Exactly as they appear, output all of the entries.

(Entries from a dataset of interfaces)
####

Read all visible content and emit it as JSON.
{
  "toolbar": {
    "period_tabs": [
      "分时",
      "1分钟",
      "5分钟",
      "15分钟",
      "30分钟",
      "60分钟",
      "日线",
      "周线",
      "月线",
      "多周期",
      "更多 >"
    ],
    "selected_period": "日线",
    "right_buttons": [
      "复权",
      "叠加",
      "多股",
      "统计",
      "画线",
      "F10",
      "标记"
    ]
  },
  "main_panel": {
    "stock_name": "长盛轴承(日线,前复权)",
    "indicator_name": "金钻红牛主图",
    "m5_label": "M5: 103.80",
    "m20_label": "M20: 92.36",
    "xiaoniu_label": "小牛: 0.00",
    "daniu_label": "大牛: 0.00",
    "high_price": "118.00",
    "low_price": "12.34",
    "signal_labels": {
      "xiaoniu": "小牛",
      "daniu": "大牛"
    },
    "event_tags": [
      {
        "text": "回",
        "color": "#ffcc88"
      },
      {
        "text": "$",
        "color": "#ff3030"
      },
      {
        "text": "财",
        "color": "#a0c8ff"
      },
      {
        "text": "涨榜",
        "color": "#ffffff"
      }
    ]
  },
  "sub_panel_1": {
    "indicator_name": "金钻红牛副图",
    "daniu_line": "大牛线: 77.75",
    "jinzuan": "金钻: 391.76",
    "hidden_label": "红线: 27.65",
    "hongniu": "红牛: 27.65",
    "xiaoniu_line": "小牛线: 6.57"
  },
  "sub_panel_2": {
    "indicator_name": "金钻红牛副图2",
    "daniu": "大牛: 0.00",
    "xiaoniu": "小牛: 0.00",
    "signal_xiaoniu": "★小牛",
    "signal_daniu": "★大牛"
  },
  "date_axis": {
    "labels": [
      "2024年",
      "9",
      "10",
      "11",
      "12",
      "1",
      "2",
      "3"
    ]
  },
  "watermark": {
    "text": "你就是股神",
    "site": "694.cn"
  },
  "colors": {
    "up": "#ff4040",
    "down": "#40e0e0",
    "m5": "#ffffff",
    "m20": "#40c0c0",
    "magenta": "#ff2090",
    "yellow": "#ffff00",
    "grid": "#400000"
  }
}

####

## ANSWER AREA
Read all visible content and emit it as JSON.
{
  "toolbar": {
    "period_tabs": [
      "分时",
      "1分钟",
      "5分钟",
      "15分钟",
      "30分钟",
      "60分钟",
      "日线",
      "周线",
      "月线",
      "多周期",
      "更多 >"
    ],
    "selected_period": "日线",
    "right_buttons": [
      "复权",
      "叠加",
      "多股",
      "统计",
      "画线",
      "F10",
      "标记"
    ]
  },
  "main_panel": {
    "stock_name": "长盛轴承(日线,前复权)",
    "indicator_name": "金钻红牛主图",
    "m5_label": "M5: 103.80",
    "m20_label": "M20: 92.36",
    "xiaoniu_label": "小牛: 0.00",
    "daniu_label": "大牛: 0.00",
    "high_price": "118.00",
    "low_price": "12.34",
    "signal_labels": {
      "xiaoniu": "小牛",
      "daniu": "大牛"
    },
    "event_tags": [
      {
        "text": "回",
        "color": "#ffcc88"
      },
      {
        "text": "$",
        "color": "#ff3030"
      },
      {
        "text": "财",
        "color": "#a0c8ff"
      },
      {
        "text": "涨榜",
        "color": "#ffffff"
      }
    ]
  },
  "sub_panel_1": {
    "indicator_name": "金钻红牛副图",
    "daniu_line": "大牛线: 77.75",
    "jinzuan": "金钻: 391.76",
    "hidden_label": "红线: 27.65",
    "hongniu": "红牛: 27.65",
    "xiaoniu_line": "小牛线: 6.57"
  },
  "sub_panel_2": {
    "indicator_name": "金钻红牛副图2",
    "daniu": "大牛: 0.00",
    "xiaoniu": "小牛: 0.00",
    "signal_xiaoniu": "★小牛",
    "signal_daniu": "★大牛"
  },
  "date_axis": {
    "labels": [
      "2024年",
      "9",
      "10",
      "11",
      "12",
      "1",
      "2",
      "3"
    ]
  },
  "watermark": {
    "text": "你就是股神",
    "site": "694.cn"
  },
  "colors": {
    "up": "#ff4040",
    "down": "#40e0e0",
    "m5": "#ffffff",
    "m20": "#40c0c0",
    "magenta": "#ff2090",
    "yellow": "#ffff00",
    "grid": "#400000"
  }
}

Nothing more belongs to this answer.